- _Data extracts_:
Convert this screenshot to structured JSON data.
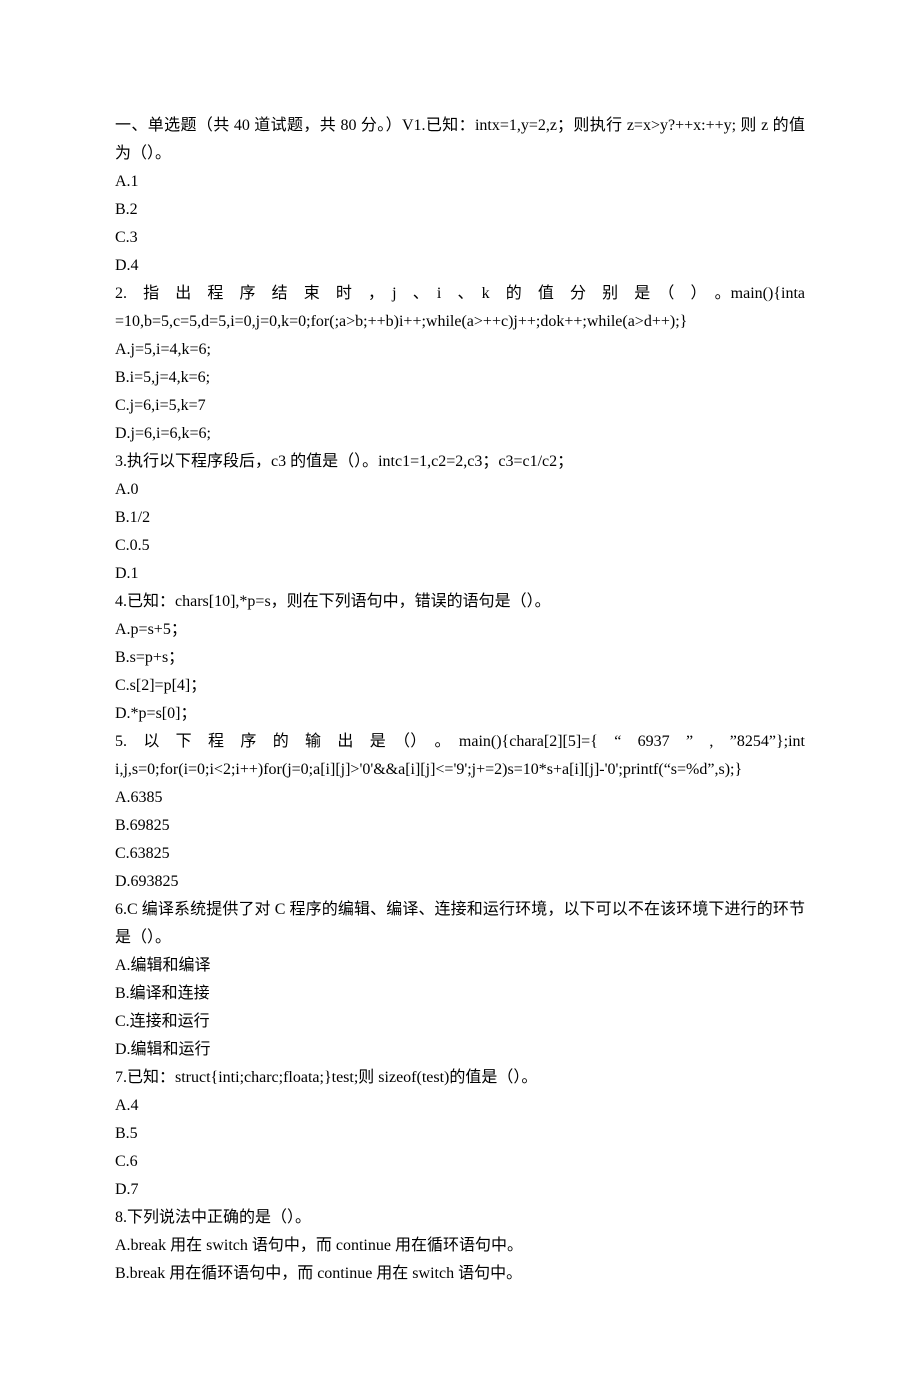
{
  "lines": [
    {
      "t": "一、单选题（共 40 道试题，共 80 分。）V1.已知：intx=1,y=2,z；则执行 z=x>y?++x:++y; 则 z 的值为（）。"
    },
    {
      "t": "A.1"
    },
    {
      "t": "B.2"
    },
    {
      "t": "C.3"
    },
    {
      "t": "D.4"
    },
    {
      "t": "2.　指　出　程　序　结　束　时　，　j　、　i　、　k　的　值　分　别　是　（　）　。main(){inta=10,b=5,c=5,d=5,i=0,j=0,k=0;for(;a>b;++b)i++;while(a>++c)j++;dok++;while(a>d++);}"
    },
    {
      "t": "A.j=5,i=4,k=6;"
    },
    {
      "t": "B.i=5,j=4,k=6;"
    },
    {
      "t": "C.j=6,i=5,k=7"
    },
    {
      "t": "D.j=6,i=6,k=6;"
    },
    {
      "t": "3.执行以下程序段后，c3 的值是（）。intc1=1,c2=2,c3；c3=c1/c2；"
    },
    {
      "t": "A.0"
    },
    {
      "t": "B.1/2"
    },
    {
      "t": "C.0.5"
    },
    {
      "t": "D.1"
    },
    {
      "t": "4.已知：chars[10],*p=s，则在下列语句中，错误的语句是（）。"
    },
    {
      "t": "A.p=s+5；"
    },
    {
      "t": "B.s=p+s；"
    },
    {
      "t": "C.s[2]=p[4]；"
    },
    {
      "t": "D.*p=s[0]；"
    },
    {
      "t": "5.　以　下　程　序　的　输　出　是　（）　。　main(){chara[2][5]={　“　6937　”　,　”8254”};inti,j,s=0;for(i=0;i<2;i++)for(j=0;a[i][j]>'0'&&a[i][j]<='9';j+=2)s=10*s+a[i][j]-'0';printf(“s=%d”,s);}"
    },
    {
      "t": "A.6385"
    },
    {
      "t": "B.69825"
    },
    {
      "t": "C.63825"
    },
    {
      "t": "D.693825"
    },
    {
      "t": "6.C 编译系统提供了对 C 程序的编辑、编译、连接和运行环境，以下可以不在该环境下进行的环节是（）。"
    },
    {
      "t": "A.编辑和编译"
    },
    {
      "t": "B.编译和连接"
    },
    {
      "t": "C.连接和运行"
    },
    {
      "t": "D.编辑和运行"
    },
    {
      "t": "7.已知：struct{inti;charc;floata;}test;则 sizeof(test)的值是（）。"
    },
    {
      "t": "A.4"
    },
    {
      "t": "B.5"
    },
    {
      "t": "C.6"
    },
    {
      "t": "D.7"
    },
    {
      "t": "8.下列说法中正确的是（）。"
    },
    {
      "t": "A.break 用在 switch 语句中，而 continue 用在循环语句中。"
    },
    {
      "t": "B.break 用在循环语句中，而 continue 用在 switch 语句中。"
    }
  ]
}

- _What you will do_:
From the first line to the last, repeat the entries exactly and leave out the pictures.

- _Task output_:
Convert this screenshot to structured JSON data.
{
  "lines": [
    {
      "t": "一、单选题（共 40 道试题，共 80 分。）V1.已知：intx=1,y=2,z；则执行 z=x>y?++x:++y; 则 z 的值为（）。"
    },
    {
      "t": "A.1"
    },
    {
      "t": "B.2"
    },
    {
      "t": "C.3"
    },
    {
      "t": "D.4"
    },
    {
      "t": "2.　指　出　程　序　结　束　时　，　j　、　i　、　k　的　值　分　别　是　（　）　。main(){inta=10,b=5,c=5,d=5,i=0,j=0,k=0;for(;a>b;++b)i++;while(a>++c)j++;dok++;while(a>d++);}"
    },
    {
      "t": "A.j=5,i=4,k=6;"
    },
    {
      "t": "B.i=5,j=4,k=6;"
    },
    {
      "t": "C.j=6,i=5,k=7"
    },
    {
      "t": "D.j=6,i=6,k=6;"
    },
    {
      "t": "3.执行以下程序段后，c3 的值是（）。intc1=1,c2=2,c3；c3=c1/c2；"
    },
    {
      "t": "A.0"
    },
    {
      "t": "B.1/2"
    },
    {
      "t": "C.0.5"
    },
    {
      "t": "D.1"
    },
    {
      "t": "4.已知：chars[10],*p=s，则在下列语句中，错误的语句是（）。"
    },
    {
      "t": "A.p=s+5；"
    },
    {
      "t": "B.s=p+s；"
    },
    {
      "t": "C.s[2]=p[4]；"
    },
    {
      "t": "D.*p=s[0]；"
    },
    {
      "t": "5.　以　下　程　序　的　输　出　是　（）　。　main(){chara[2][5]={　“　6937　”　,　”8254”};inti,j,s=0;for(i=0;i<2;i++)for(j=0;a[i][j]>'0'&&a[i][j]<='9';j+=2)s=10*s+a[i][j]-'0';printf(“s=%d”,s);}"
    },
    {
      "t": "A.6385"
    },
    {
      "t": "B.69825"
    },
    {
      "t": "C.63825"
    },
    {
      "t": "D.693825"
    },
    {
      "t": "6.C 编译系统提供了对 C 程序的编辑、编译、连接和运行环境，以下可以不在该环境下进行的环节是（）。"
    },
    {
      "t": "A.编辑和编译"
    },
    {
      "t": "B.编译和连接"
    },
    {
      "t": "C.连接和运行"
    },
    {
      "t": "D.编辑和运行"
    },
    {
      "t": "7.已知：struct{inti;charc;floata;}test;则 sizeof(test)的值是（）。"
    },
    {
      "t": "A.4"
    },
    {
      "t": "B.5"
    },
    {
      "t": "C.6"
    },
    {
      "t": "D.7"
    },
    {
      "t": "8.下列说法中正确的是（）。"
    },
    {
      "t": "A.break 用在 switch 语句中，而 continue 用在循环语句中。"
    },
    {
      "t": "B.break 用在循环语句中，而 continue 用在 switch 语句中。"
    }
  ]
}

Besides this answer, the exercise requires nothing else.